But because of the “happily ever after” pressure in our society and the fear of breaking up, rather than saying anything that could create a fight, you might find yourself holding back to avoid conflict. And while on the surface this might appear to work, it won’t work for the long-term. Just because you and your partner might not be outwardly fighting in that moment, that won’t necessarily be how each of you feels inside.Inside there might be feelings of resentment and frustration building up. And these will grow stronger with every little thing that you or your partner feel you have to hold back about.
And believe me, holding back and avoiding conflict is one of the worst things you can do in your relationship, because it typically leads to bigger fights and arguments down the track. Because just like that saying: “the straw that broke the camel’s back”, it might work for a while, but there will come a time when that frustration will grow so much that one of you won’t be able to hold back any longer. And then BAM… it will be on–a major argument or fight.
So if you’re avoiding conflict in order to try to stop fighting in your relationship, you definitely want to change that, because avoiding conflict is definitely not the path to a healthy relationship. The trick is to face any issues and use the conflict that arises in your relationship in a healthy way to help you work through things properly. And that’s why conflict really is the secret ingredient for a healthy relationship. Because if you face it directly and use it will, your relationship will grow and prosper and, ironically, you won’t need to fight at all.
Let me know what you think in the comments below. Do you think you and/or your partner do things to avoid fighting in your relationship?

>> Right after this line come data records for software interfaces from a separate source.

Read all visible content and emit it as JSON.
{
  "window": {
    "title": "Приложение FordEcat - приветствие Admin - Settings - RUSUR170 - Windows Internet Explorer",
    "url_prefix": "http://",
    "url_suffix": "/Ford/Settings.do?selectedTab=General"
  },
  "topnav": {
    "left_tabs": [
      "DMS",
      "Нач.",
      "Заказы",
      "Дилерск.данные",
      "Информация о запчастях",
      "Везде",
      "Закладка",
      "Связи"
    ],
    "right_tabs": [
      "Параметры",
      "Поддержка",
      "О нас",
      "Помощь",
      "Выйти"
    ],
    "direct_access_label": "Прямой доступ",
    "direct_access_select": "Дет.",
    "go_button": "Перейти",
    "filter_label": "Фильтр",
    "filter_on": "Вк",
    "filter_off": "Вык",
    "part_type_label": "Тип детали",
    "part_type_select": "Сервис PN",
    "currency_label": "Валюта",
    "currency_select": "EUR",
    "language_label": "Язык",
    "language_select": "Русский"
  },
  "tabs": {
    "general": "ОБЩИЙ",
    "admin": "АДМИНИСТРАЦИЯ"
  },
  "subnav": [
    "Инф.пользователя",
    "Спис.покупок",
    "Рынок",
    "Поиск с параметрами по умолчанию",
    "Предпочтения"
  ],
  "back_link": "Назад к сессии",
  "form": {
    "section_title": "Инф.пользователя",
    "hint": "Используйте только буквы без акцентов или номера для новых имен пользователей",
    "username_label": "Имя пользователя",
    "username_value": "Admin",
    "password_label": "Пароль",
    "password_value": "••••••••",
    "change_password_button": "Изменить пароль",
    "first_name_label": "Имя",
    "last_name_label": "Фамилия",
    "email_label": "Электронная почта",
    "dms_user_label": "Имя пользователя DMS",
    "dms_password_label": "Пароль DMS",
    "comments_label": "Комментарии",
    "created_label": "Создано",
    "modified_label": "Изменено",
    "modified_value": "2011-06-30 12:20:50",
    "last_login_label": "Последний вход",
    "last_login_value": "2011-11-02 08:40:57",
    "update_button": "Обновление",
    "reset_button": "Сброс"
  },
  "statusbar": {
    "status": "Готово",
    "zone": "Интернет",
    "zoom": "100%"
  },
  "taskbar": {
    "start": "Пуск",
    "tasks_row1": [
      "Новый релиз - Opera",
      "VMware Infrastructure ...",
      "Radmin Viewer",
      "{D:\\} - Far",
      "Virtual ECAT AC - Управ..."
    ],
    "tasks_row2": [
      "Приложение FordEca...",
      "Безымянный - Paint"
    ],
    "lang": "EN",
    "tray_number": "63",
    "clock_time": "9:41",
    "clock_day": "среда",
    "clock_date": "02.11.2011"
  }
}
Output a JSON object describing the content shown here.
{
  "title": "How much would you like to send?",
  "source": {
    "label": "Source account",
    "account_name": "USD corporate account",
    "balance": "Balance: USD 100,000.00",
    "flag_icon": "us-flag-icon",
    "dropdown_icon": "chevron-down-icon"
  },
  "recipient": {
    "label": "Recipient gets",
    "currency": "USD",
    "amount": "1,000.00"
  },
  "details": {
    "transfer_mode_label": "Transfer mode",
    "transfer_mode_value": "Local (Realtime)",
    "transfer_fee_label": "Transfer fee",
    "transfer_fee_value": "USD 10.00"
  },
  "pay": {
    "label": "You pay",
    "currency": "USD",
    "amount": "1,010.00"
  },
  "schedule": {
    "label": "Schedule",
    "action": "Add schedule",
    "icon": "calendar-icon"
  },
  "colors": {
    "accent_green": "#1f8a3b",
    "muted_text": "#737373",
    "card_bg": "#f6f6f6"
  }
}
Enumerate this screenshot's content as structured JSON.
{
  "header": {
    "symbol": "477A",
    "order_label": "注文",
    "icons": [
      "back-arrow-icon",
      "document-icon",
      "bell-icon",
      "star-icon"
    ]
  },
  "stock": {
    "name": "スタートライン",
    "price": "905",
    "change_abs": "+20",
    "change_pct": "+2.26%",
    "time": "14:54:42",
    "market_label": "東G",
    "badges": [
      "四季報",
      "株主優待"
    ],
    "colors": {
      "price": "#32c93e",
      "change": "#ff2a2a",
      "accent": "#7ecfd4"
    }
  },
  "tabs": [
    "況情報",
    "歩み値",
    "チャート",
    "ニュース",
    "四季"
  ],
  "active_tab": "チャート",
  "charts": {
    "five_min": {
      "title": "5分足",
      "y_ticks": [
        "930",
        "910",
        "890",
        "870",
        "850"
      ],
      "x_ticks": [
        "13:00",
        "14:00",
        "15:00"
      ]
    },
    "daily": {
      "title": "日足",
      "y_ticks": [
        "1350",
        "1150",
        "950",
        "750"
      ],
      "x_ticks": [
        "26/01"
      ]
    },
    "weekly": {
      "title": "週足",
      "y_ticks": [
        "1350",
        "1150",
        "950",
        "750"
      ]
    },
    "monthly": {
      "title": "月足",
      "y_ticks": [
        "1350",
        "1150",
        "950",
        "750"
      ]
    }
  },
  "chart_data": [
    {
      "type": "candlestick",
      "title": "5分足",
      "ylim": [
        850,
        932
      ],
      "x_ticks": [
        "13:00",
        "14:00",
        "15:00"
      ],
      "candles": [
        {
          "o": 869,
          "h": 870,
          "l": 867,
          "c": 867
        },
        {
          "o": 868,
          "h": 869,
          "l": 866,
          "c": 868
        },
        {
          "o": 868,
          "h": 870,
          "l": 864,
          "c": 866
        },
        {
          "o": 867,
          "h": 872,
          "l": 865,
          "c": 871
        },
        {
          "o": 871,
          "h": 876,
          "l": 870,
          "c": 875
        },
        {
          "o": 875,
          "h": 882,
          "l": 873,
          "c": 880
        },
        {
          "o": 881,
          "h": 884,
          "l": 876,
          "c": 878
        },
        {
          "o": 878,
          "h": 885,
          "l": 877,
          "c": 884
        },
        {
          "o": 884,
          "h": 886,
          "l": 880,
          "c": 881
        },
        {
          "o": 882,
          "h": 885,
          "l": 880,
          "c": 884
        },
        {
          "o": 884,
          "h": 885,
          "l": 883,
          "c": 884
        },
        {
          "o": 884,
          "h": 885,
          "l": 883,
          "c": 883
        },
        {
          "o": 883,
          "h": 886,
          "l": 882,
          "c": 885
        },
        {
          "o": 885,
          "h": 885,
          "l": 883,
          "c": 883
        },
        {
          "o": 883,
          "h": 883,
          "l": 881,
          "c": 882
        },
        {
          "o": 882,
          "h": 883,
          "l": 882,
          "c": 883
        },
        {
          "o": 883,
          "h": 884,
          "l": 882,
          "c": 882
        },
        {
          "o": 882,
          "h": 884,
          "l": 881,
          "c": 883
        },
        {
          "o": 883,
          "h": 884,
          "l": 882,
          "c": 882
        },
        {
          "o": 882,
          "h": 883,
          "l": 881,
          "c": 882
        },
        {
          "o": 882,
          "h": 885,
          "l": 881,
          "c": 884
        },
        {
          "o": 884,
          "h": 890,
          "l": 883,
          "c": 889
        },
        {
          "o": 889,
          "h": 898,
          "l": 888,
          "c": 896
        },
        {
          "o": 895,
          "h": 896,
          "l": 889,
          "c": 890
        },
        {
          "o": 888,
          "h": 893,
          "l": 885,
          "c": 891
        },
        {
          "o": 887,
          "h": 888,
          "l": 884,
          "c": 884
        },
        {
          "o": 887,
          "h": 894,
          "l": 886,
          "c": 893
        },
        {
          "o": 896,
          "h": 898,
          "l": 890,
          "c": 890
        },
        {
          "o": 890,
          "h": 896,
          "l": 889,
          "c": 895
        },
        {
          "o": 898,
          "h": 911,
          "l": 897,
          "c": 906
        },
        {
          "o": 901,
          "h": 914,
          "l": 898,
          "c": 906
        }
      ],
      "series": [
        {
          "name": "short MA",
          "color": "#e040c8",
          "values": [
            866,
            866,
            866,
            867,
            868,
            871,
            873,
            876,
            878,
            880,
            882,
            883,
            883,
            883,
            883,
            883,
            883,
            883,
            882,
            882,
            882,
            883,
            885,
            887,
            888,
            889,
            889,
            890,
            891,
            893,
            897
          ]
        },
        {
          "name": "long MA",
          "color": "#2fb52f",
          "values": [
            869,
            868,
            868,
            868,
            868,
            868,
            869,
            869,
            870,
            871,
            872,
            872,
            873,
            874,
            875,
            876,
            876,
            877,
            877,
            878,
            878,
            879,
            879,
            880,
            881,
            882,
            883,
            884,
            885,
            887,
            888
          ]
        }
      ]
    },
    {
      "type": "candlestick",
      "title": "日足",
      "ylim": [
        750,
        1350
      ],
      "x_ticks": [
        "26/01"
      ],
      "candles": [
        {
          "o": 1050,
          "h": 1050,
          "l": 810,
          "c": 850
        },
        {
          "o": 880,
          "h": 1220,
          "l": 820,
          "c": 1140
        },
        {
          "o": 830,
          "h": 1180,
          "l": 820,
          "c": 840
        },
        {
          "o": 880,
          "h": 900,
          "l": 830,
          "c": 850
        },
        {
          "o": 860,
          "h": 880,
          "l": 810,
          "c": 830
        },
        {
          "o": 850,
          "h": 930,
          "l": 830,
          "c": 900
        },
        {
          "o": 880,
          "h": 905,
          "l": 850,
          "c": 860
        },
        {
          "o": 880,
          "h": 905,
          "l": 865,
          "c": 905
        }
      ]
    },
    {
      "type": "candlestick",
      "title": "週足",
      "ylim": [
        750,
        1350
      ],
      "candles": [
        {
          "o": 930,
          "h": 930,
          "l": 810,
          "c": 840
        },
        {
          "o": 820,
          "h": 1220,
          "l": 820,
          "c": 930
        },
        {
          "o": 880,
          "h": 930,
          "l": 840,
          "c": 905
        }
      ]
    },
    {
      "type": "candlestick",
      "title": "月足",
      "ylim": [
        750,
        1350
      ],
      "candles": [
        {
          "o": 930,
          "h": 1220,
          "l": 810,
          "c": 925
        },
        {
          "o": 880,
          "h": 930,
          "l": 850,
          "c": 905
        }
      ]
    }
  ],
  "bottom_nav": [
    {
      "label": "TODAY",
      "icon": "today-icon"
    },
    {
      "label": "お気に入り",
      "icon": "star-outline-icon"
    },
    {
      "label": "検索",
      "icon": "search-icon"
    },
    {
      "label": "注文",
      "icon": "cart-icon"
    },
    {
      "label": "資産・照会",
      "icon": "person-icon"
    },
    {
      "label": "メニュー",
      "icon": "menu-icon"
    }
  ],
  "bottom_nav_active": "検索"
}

Can you see that I’s not by avoiding conflict, but by using any issues and conflict that arises in a healthy way that is important? How do you deal with conflict in your relationship?